--- The task ---
Search the listing below for the word "JSON" and return each line that contains it.
######
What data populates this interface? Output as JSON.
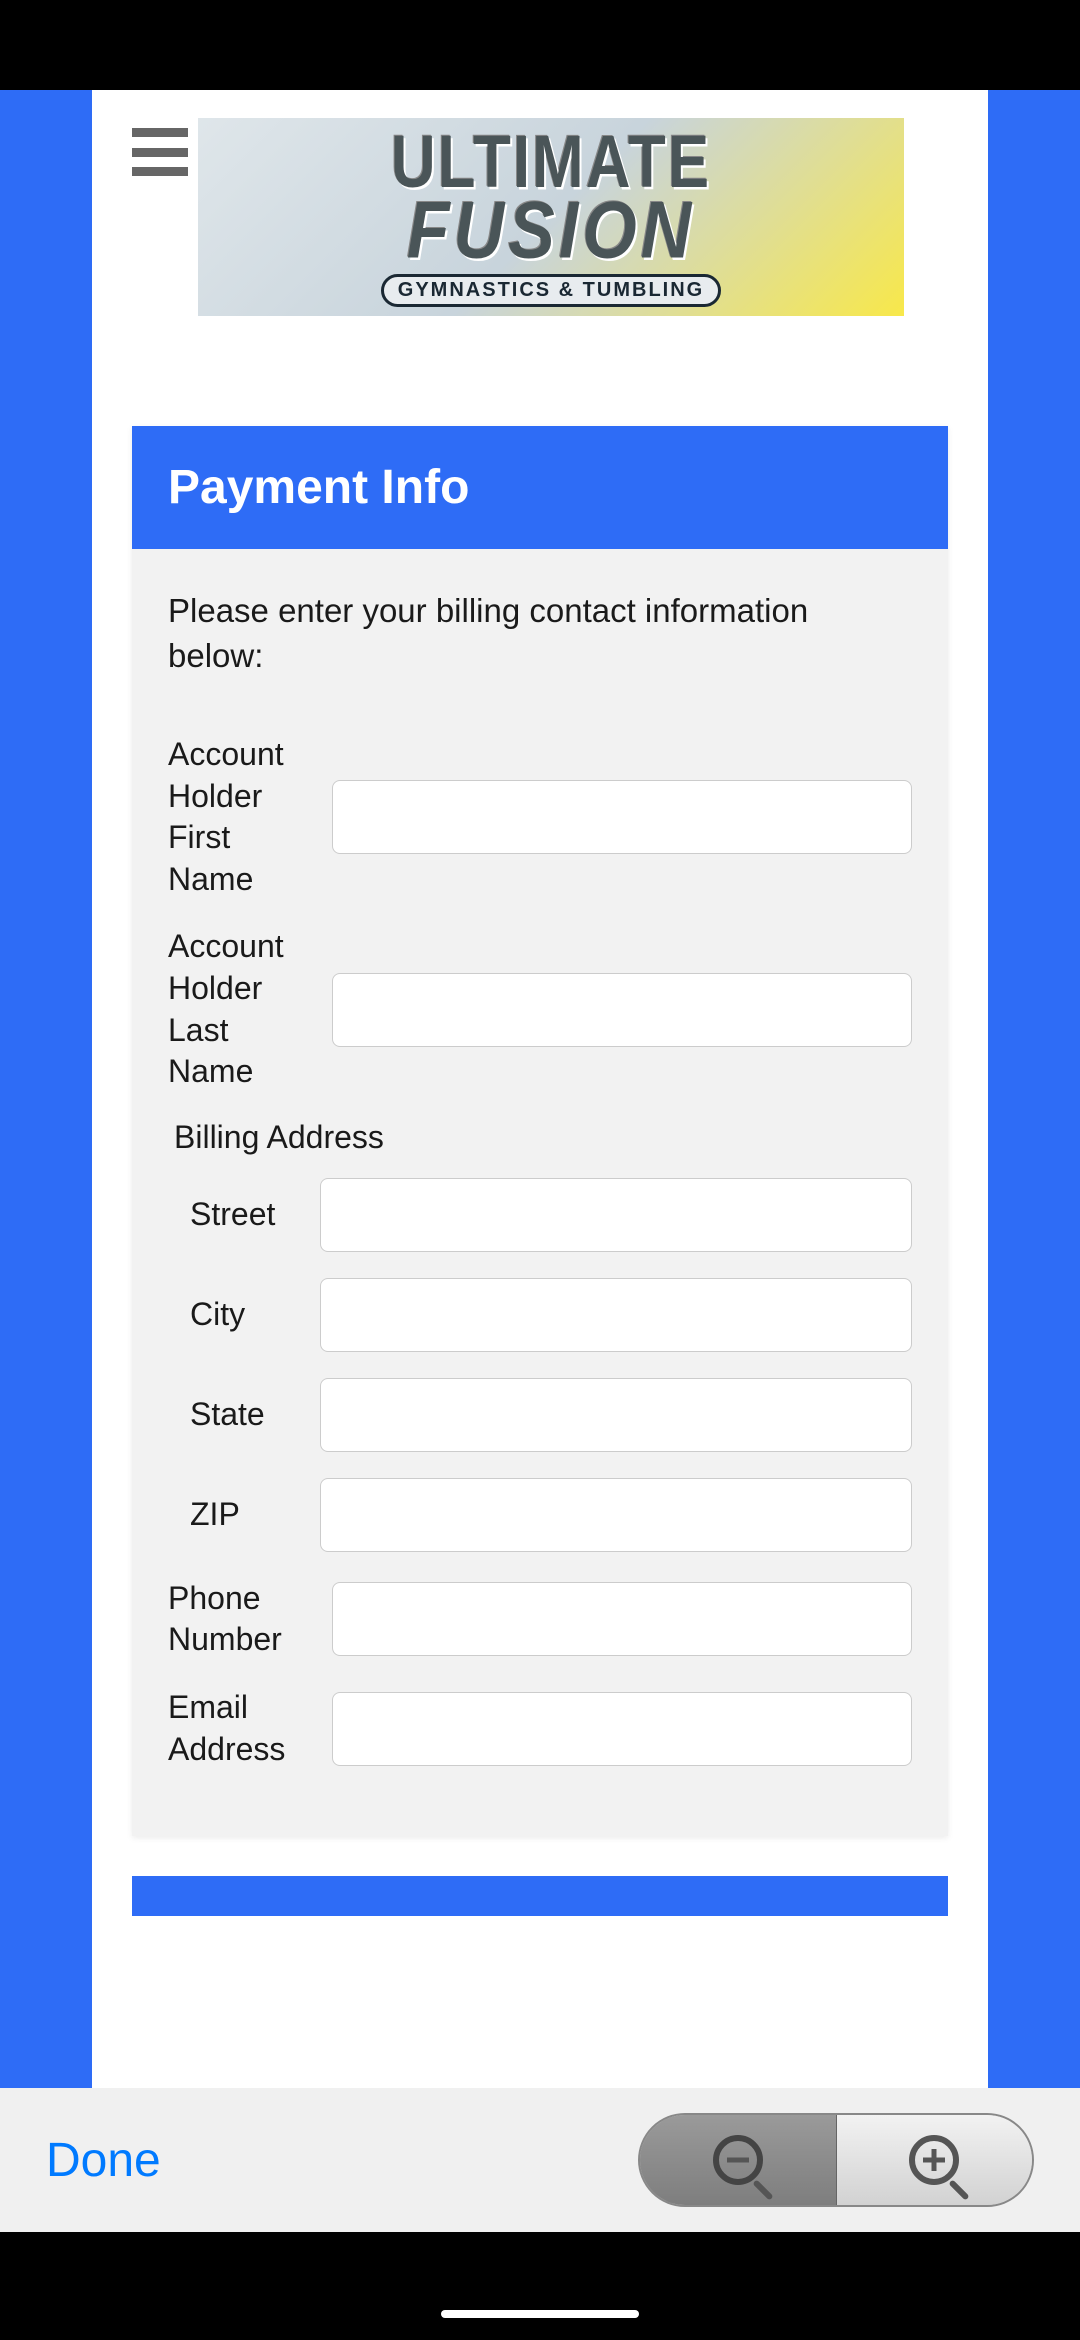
{
  "logo": {
    "line1": "ULTIMATE",
    "line2": "FUSION",
    "tagline": "GYMNASTICS & TUMBLING"
  },
  "card": {
    "title": "Payment Info",
    "instruction": "Please enter your billing contact information below:"
  },
  "form": {
    "first_name": {
      "label": "Account Holder First Name",
      "value": ""
    },
    "last_name": {
      "label": "Account Holder Last Name",
      "value": ""
    },
    "billing_section": "Billing Address",
    "street": {
      "label": "Street",
      "value": ""
    },
    "city": {
      "label": "City",
      "value": ""
    },
    "state": {
      "label": "State",
      "value": ""
    },
    "zip": {
      "label": "ZIP",
      "value": ""
    },
    "phone": {
      "label": "Phone Number",
      "value": ""
    },
    "email": {
      "label": "Email Address",
      "value": ""
    }
  },
  "toolbar": {
    "done_label": "Done"
  }
}
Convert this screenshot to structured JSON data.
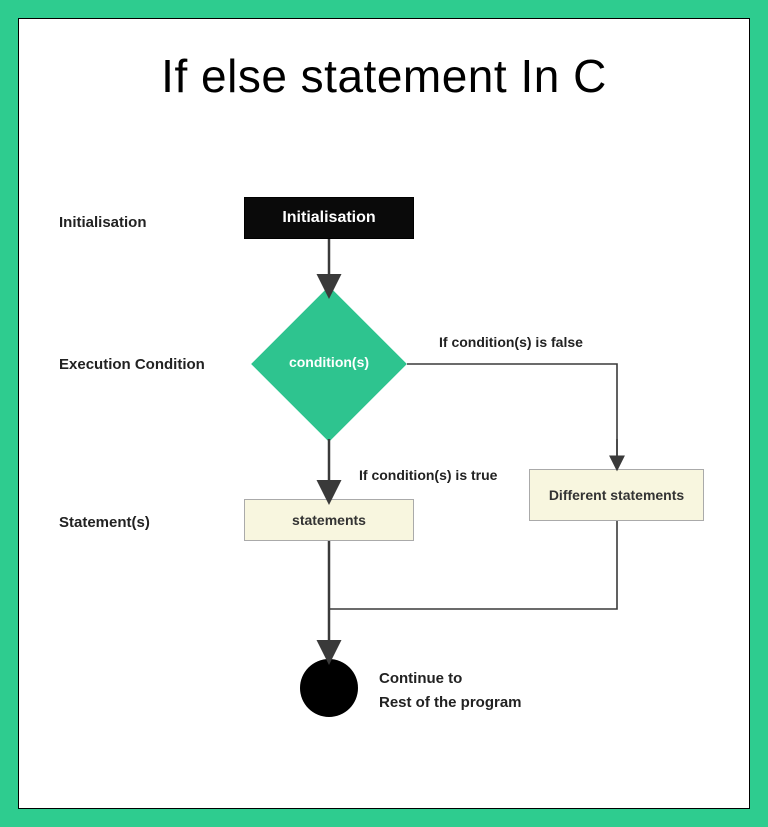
{
  "title": "If else statement In C",
  "labels": {
    "init": "Initialisation",
    "execCond": "Execution Condition",
    "statements": "Statement(s)"
  },
  "nodes": {
    "init": "Initialisation",
    "condition": "condition(s)",
    "trueStatements": "statements",
    "falseStatements": "Different statements"
  },
  "edges": {
    "trueLabel": "If condition(s) is true",
    "falseLabel": "If condition(s) is false"
  },
  "continue": {
    "line1": "Continue to",
    "line2": "Rest of the program"
  }
}
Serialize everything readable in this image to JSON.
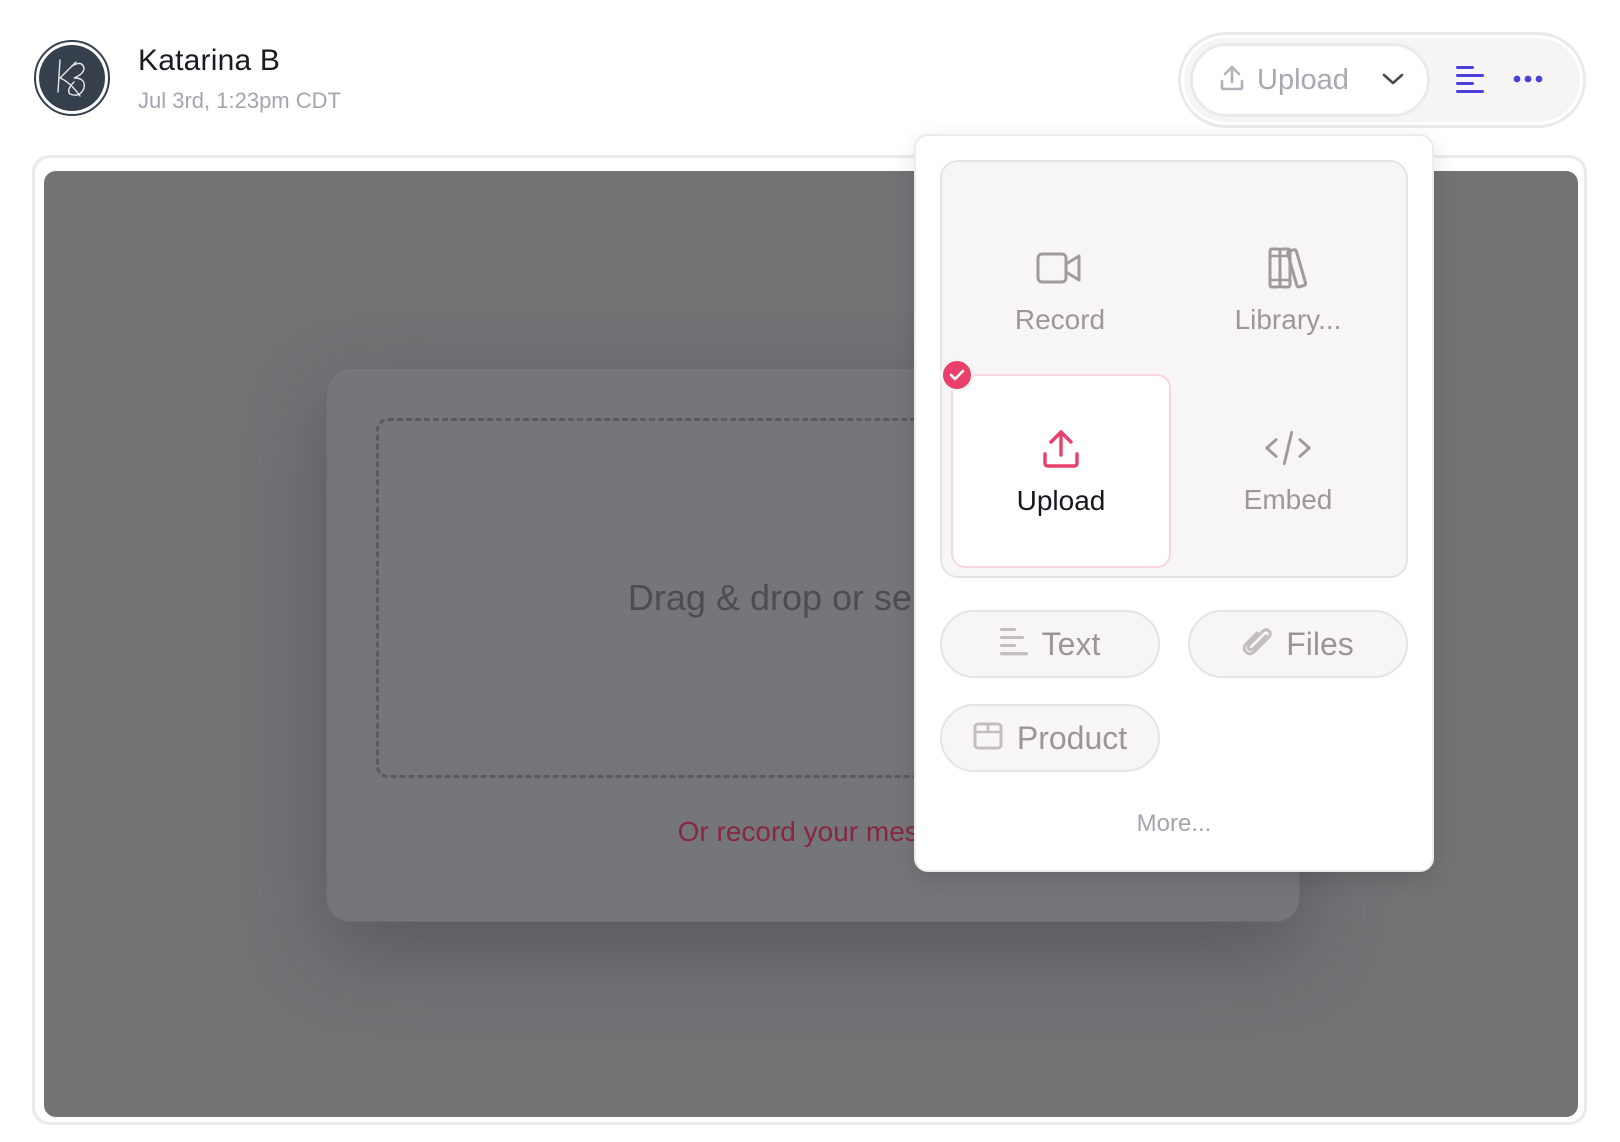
{
  "header": {
    "user_name": "Katarina B",
    "timestamp": "Jul 3rd, 1:23pm CDT",
    "avatar_initials": "KB"
  },
  "toolbar": {
    "upload_select_label": "Upload",
    "upload_icon": "upload-icon",
    "chevron_icon": "chevron-down-icon",
    "text_toggle_icon": "align-left-icon",
    "more_icon": "ellipsis-icon",
    "accent_color": "#4b3fd8"
  },
  "main": {
    "drop_text": "Drag & drop or select a",
    "record_link": "Or record your messa"
  },
  "dropdown": {
    "tiles": [
      {
        "label": "Record",
        "icon": "video-camera-icon",
        "selected": false
      },
      {
        "label": "Library...",
        "icon": "books-icon",
        "selected": false
      },
      {
        "label": "Upload",
        "icon": "upload-icon",
        "selected": true
      },
      {
        "label": "Embed",
        "icon": "code-icon",
        "selected": false
      }
    ],
    "chips": [
      {
        "label": "Text",
        "icon": "text-lines-icon"
      },
      {
        "label": "Files",
        "icon": "paperclip-icon"
      },
      {
        "label": "Product",
        "icon": "box-icon"
      }
    ],
    "more_label": "More...",
    "selected_color": "#e8406a"
  }
}
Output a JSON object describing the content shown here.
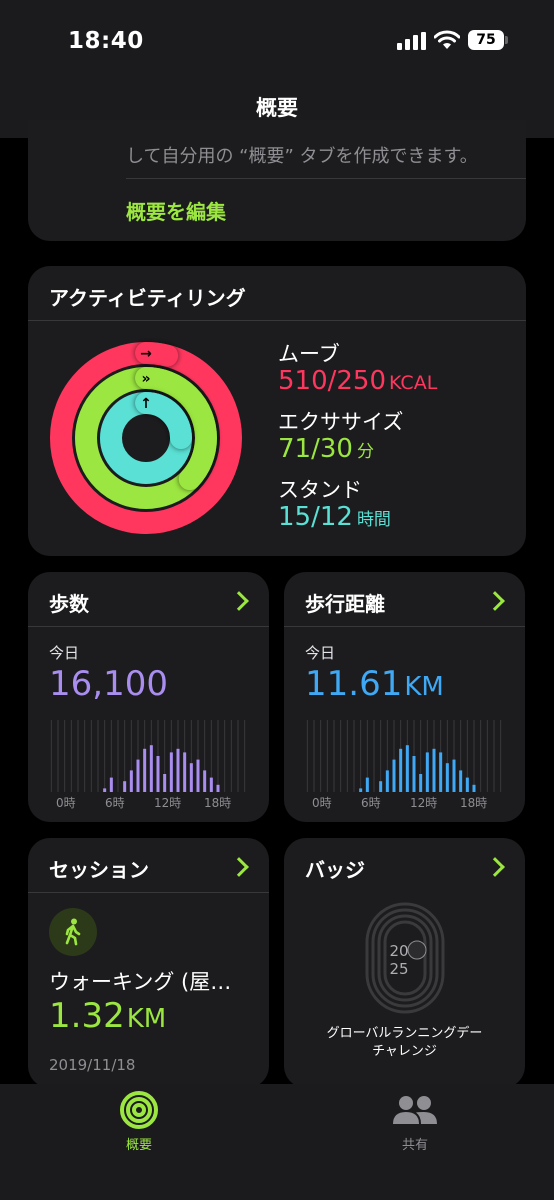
{
  "status_bar": {
    "time": "18:40",
    "battery": "75"
  },
  "nav": {
    "title": "概要"
  },
  "intro_card": {
    "text": "して自分用の “概要” タブを作成できます。",
    "edit_link": "概要を編集"
  },
  "activity": {
    "title": "アクティビティリング",
    "move": {
      "label": "ムーブ",
      "value": "510/250",
      "unit": "KCAL",
      "progress": 2.04,
      "color": "#ff375f"
    },
    "exercise": {
      "label": "エクササイズ",
      "value": "71/30",
      "unit": "分",
      "progress": 2.37,
      "color": "#9be640"
    },
    "stand": {
      "label": "スタンド",
      "value": "15/12",
      "unit": "時間",
      "progress": 1.25,
      "color": "#5ae0d4"
    }
  },
  "steps": {
    "title": "歩数",
    "period": "今日",
    "value": "16,100",
    "color": "#a98ef0",
    "ticks": [
      "0時",
      "6時",
      "12時",
      "18時"
    ],
    "bars": [
      0,
      0,
      0,
      0,
      0,
      0,
      0,
      0,
      0.05,
      0.2,
      0,
      0.15,
      0.3,
      0.45,
      0.6,
      0.65,
      0.5,
      0.25,
      0.55,
      0.6,
      0.55,
      0.4,
      0.45,
      0.3,
      0.2,
      0.1,
      0,
      0,
      0,
      0
    ]
  },
  "distance": {
    "title": "歩行距離",
    "period": "今日",
    "value": "11.61",
    "unit": "KM",
    "color": "#3fa9f5",
    "ticks": [
      "0時",
      "6時",
      "12時",
      "18時"
    ],
    "bars": [
      0,
      0,
      0,
      0,
      0,
      0,
      0,
      0,
      0.05,
      0.2,
      0,
      0.15,
      0.3,
      0.45,
      0.6,
      0.65,
      0.5,
      0.25,
      0.55,
      0.6,
      0.55,
      0.4,
      0.45,
      0.3,
      0.2,
      0.1,
      0,
      0,
      0,
      0
    ]
  },
  "session": {
    "title": "セッション",
    "name": "ウォーキング (屋…",
    "value": "1.32",
    "unit": "KM",
    "date": "2019/11/18"
  },
  "badge": {
    "title": "バッジ",
    "name_line1": "グローバルランニングデー",
    "name_line2": "チャレンジ",
    "emblem": "2025"
  },
  "tabs": [
    {
      "label": "概要",
      "active": true
    },
    {
      "label": "共有",
      "active": false
    }
  ]
}
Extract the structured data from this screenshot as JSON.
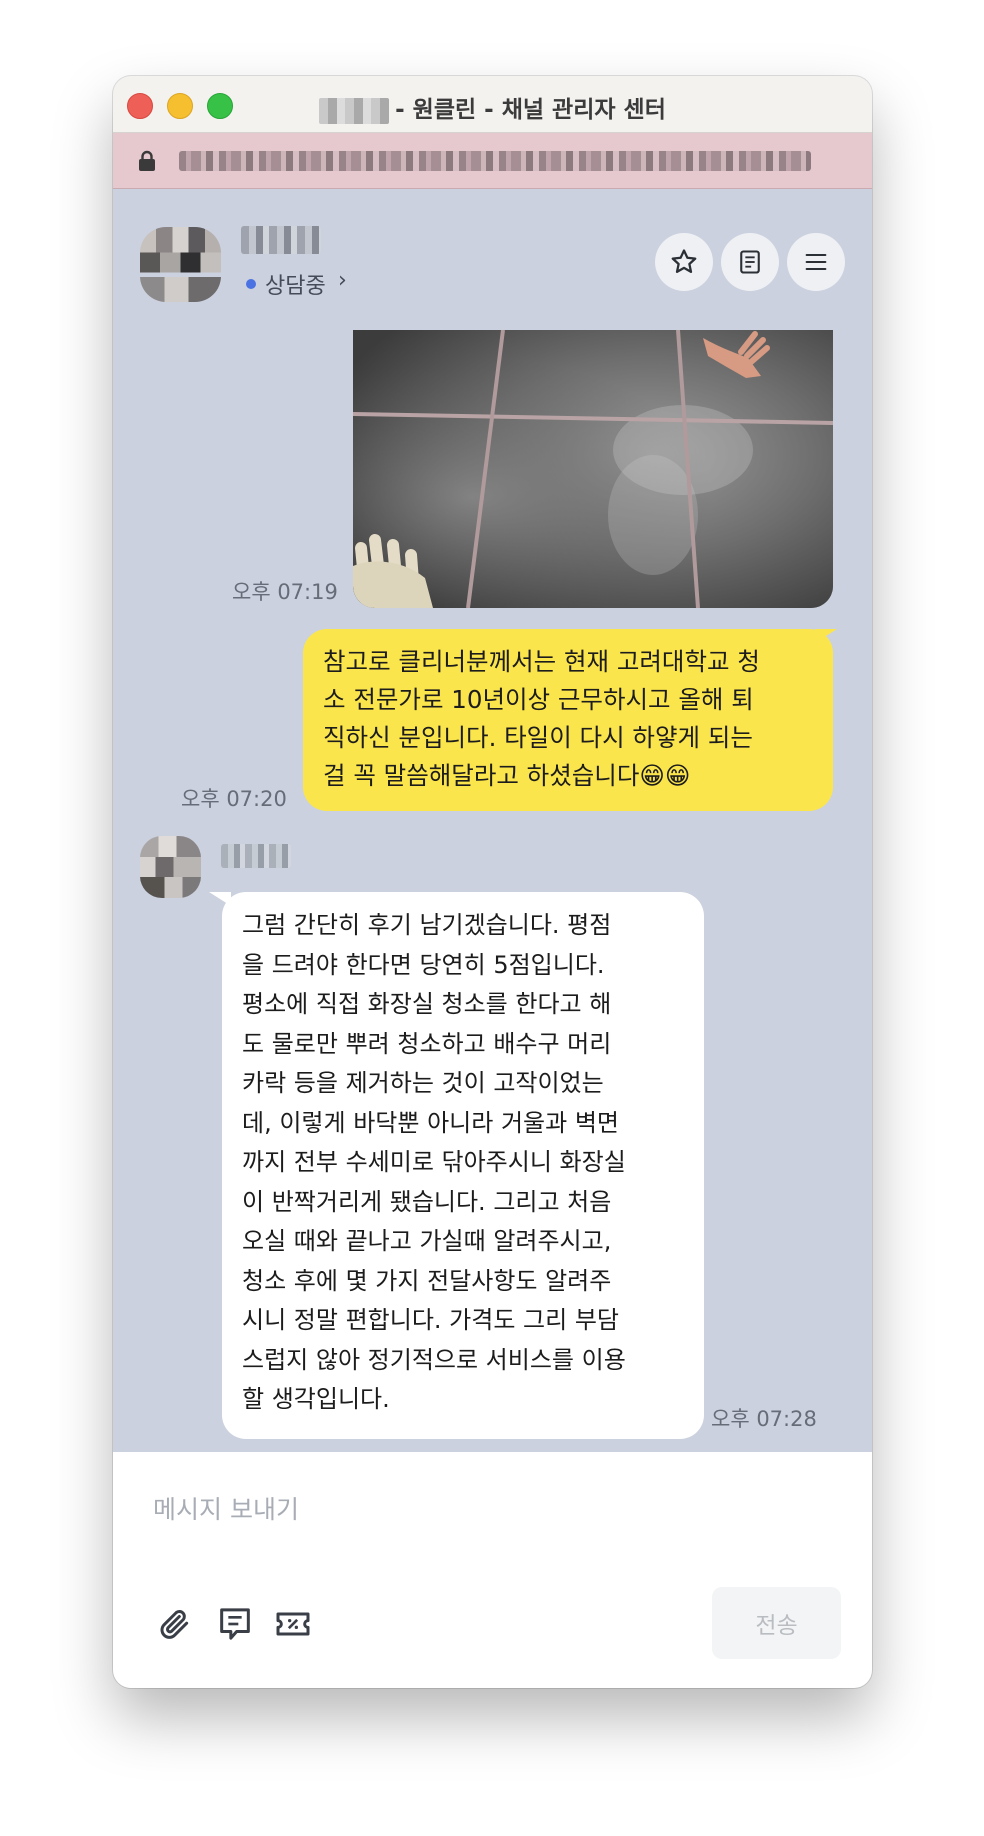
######
--- Finished exercise ---
What data populates this interface? Output as JSON.
Convert this screenshot to structured JSON data.
Serialize everything readable in this image to JSON.
Output a JSON object describing the content shown here.
Extract the structured data from this screenshot as JSON.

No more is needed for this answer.